Dataset excerpts:
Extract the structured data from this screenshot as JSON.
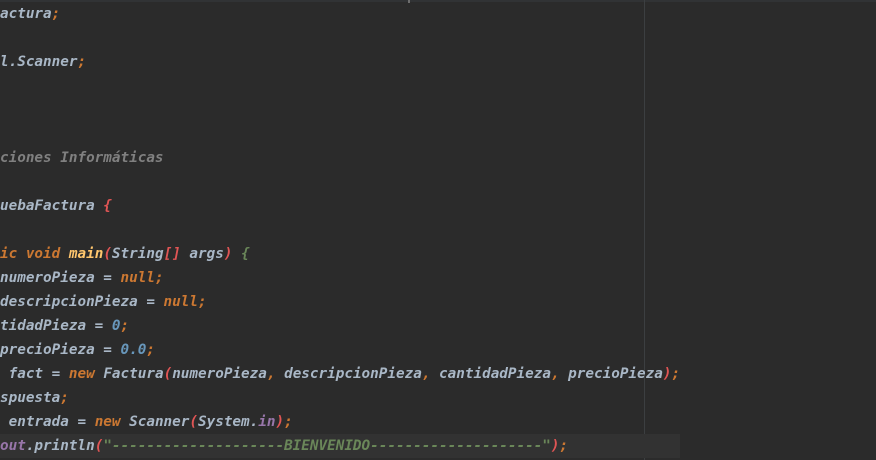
{
  "editor": {
    "lines": [
      {
        "segments": [
          {
            "t": "actura",
            "c": "plain"
          },
          {
            "t": ";",
            "c": "semi"
          }
        ]
      },
      {
        "segments": []
      },
      {
        "segments": [
          {
            "t": "l.Scanner",
            "c": "plain"
          },
          {
            "t": ";",
            "c": "semi"
          }
        ]
      },
      {
        "segments": []
      },
      {
        "segments": []
      },
      {
        "segments": []
      },
      {
        "segments": [
          {
            "t": "ciones Informáticas",
            "c": "cmt"
          }
        ]
      },
      {
        "segments": []
      },
      {
        "segments": [
          {
            "t": "uebaFactura ",
            "c": "plain"
          },
          {
            "t": "{",
            "c": "br-red"
          }
        ]
      },
      {
        "segments": []
      },
      {
        "segments": [
          {
            "t": "ic void ",
            "c": "kw"
          },
          {
            "t": "main",
            "c": "fn"
          },
          {
            "t": "(",
            "c": "br-red"
          },
          {
            "t": "String",
            "c": "plain"
          },
          {
            "t": "[]",
            "c": "br-red"
          },
          {
            "t": " args",
            "c": "plain"
          },
          {
            "t": ")",
            "c": "br-red"
          },
          {
            "t": " ",
            "c": "plain"
          },
          {
            "t": "{",
            "c": "br-green"
          }
        ]
      },
      {
        "segments": [
          {
            "t": "numeroPieza = ",
            "c": "plain"
          },
          {
            "t": "null",
            "c": "kw"
          },
          {
            "t": ";",
            "c": "semi"
          }
        ]
      },
      {
        "segments": [
          {
            "t": "descripcionPieza = ",
            "c": "plain"
          },
          {
            "t": "null",
            "c": "kw"
          },
          {
            "t": ";",
            "c": "semi"
          }
        ]
      },
      {
        "segments": [
          {
            "t": "tidadPieza = ",
            "c": "plain"
          },
          {
            "t": "0",
            "c": "num"
          },
          {
            "t": ";",
            "c": "semi"
          }
        ]
      },
      {
        "segments": [
          {
            "t": "precioPieza = ",
            "c": "plain"
          },
          {
            "t": "0.0",
            "c": "num"
          },
          {
            "t": ";",
            "c": "semi"
          }
        ]
      },
      {
        "segments": [
          {
            "t": " fact = ",
            "c": "plain"
          },
          {
            "t": "new ",
            "c": "kw"
          },
          {
            "t": "Factura",
            "c": "plain"
          },
          {
            "t": "(",
            "c": "br-red"
          },
          {
            "t": "numeroPieza",
            "c": "plain"
          },
          {
            "t": ", ",
            "c": "semi"
          },
          {
            "t": "descripcionPieza",
            "c": "plain"
          },
          {
            "t": ", ",
            "c": "semi"
          },
          {
            "t": "cantidadPieza",
            "c": "plain"
          },
          {
            "t": ", ",
            "c": "semi"
          },
          {
            "t": "precioPieza",
            "c": "plain"
          },
          {
            "t": ")",
            "c": "br-red"
          },
          {
            "t": ";",
            "c": "semi"
          }
        ]
      },
      {
        "segments": [
          {
            "t": "spuesta",
            "c": "plain"
          },
          {
            "t": ";",
            "c": "semi"
          }
        ]
      },
      {
        "segments": [
          {
            "t": " entrada = ",
            "c": "plain"
          },
          {
            "t": "new ",
            "c": "kw"
          },
          {
            "t": "Scanner",
            "c": "plain"
          },
          {
            "t": "(",
            "c": "br-red"
          },
          {
            "t": "System.",
            "c": "plain"
          },
          {
            "t": "in",
            "c": "fld"
          },
          {
            "t": ")",
            "c": "br-red"
          },
          {
            "t": ";",
            "c": "semi"
          }
        ]
      },
      {
        "segments": [
          {
            "t": "out",
            "c": "fld"
          },
          {
            "t": ".println",
            "c": "plain"
          },
          {
            "t": "(",
            "c": "br-red"
          },
          {
            "t": "\"--------------------BIENVENIDO--------------------\"",
            "c": "str"
          },
          {
            "t": ")",
            "c": "br-red"
          },
          {
            "t": ";",
            "c": "semi"
          }
        ],
        "current": true
      }
    ]
  }
}
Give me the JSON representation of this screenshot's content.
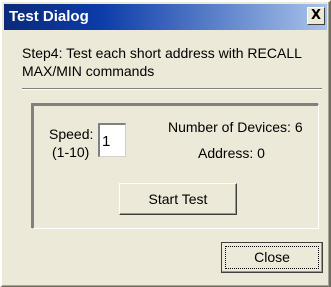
{
  "window": {
    "title": "Test Dialog",
    "close_glyph": "X"
  },
  "instructions": {
    "text": "Step4: Test each short address with RECALL MAX/MIN commands"
  },
  "test_group": {
    "speed_label": "Speed:",
    "speed_range": "(1-10)",
    "speed_value": "1",
    "num_devices_text": "Number of Devices: 6",
    "address_text": "Address: 0",
    "start_button_label": "Start Test"
  },
  "footer": {
    "close_button_label": "Close"
  },
  "colors": {
    "title_bar_dark": "#0b2a7a",
    "title_bar_light": "#a9c3ea",
    "dialog_face": "#ece9d8"
  }
}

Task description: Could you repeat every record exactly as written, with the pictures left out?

Result of the task:
Extract the structured data from this screenshot as JSON.
{
  "editor": {
    "lines": [
      {
        "segments": [
          {
            "t": "actura",
            "c": "plain"
          },
          {
            "t": ";",
            "c": "semi"
          }
        ]
      },
      {
        "segments": []
      },
      {
        "segments": [
          {
            "t": "l.Scanner",
            "c": "plain"
          },
          {
            "t": ";",
            "c": "semi"
          }
        ]
      },
      {
        "segments": []
      },
      {
        "segments": []
      },
      {
        "segments": []
      },
      {
        "segments": [
          {
            "t": "ciones Informáticas",
            "c": "cmt"
          }
        ]
      },
      {
        "segments": []
      },
      {
        "segments": [
          {
            "t": "uebaFactura ",
            "c": "plain"
          },
          {
            "t": "{",
            "c": "br-red"
          }
        ]
      },
      {
        "segments": []
      },
      {
        "segments": [
          {
            "t": "ic void ",
            "c": "kw"
          },
          {
            "t": "main",
            "c": "fn"
          },
          {
            "t": "(",
            "c": "br-red"
          },
          {
            "t": "String",
            "c": "plain"
          },
          {
            "t": "[]",
            "c": "br-red"
          },
          {
            "t": " args",
            "c": "plain"
          },
          {
            "t": ")",
            "c": "br-red"
          },
          {
            "t": " ",
            "c": "plain"
          },
          {
            "t": "{",
            "c": "br-green"
          }
        ]
      },
      {
        "segments": [
          {
            "t": "numeroPieza = ",
            "c": "plain"
          },
          {
            "t": "null",
            "c": "kw"
          },
          {
            "t": ";",
            "c": "semi"
          }
        ]
      },
      {
        "segments": [
          {
            "t": "descripcionPieza = ",
            "c": "plain"
          },
          {
            "t": "null",
            "c": "kw"
          },
          {
            "t": ";",
            "c": "semi"
          }
        ]
      },
      {
        "segments": [
          {
            "t": "tidadPieza = ",
            "c": "plain"
          },
          {
            "t": "0",
            "c": "num"
          },
          {
            "t": ";",
            "c": "semi"
          }
        ]
      },
      {
        "segments": [
          {
            "t": "precioPieza = ",
            "c": "plain"
          },
          {
            "t": "0.0",
            "c": "num"
          },
          {
            "t": ";",
            "c": "semi"
          }
        ]
      },
      {
        "segments": [
          {
            "t": " fact = ",
            "c": "plain"
          },
          {
            "t": "new ",
            "c": "kw"
          },
          {
            "t": "Factura",
            "c": "plain"
          },
          {
            "t": "(",
            "c": "br-red"
          },
          {
            "t": "numeroPieza",
            "c": "plain"
          },
          {
            "t": ", ",
            "c": "semi"
          },
          {
            "t": "descripcionPieza",
            "c": "plain"
          },
          {
            "t": ", ",
            "c": "semi"
          },
          {
            "t": "cantidadPieza",
            "c": "plain"
          },
          {
            "t": ", ",
            "c": "semi"
          },
          {
            "t": "precioPieza",
            "c": "plain"
          },
          {
            "t": ")",
            "c": "br-red"
          },
          {
            "t": ";",
            "c": "semi"
          }
        ]
      },
      {
        "segments": [
          {
            "t": "spuesta",
            "c": "plain"
          },
          {
            "t": ";",
            "c": "semi"
          }
        ]
      },
      {
        "segments": [
          {
            "t": " entrada = ",
            "c": "plain"
          },
          {
            "t": "new ",
            "c": "kw"
          },
          {
            "t": "Scanner",
            "c": "plain"
          },
          {
            "t": "(",
            "c": "br-red"
          },
          {
            "t": "System.",
            "c": "plain"
          },
          {
            "t": "in",
            "c": "fld"
          },
          {
            "t": ")",
            "c": "br-red"
          },
          {
            "t": ";",
            "c": "semi"
          }
        ]
      },
      {
        "segments": [
          {
            "t": "out",
            "c": "fld"
          },
          {
            "t": ".println",
            "c": "plain"
          },
          {
            "t": "(",
            "c": "br-red"
          },
          {
            "t": "\"--------------------BIENVENIDO--------------------\"",
            "c": "str"
          },
          {
            "t": ")",
            "c": "br-red"
          },
          {
            "t": ";",
            "c": "semi"
          }
        ],
        "current": true
      }
    ]
  }
}
Give me the JSON representation of this screenshot's content.
{
  "window": {
    "title": "Test Dialog",
    "close_glyph": "X"
  },
  "instructions": {
    "text": "Step4: Test each short address with RECALL MAX/MIN commands"
  },
  "test_group": {
    "speed_label": "Speed:",
    "speed_range": "(1-10)",
    "speed_value": "1",
    "num_devices_text": "Number of Devices: 6",
    "address_text": "Address: 0",
    "start_button_label": "Start Test"
  },
  "footer": {
    "close_button_label": "Close"
  },
  "colors": {
    "title_bar_dark": "#0b2a7a",
    "title_bar_light": "#a9c3ea",
    "dialog_face": "#ece9d8"
  }
}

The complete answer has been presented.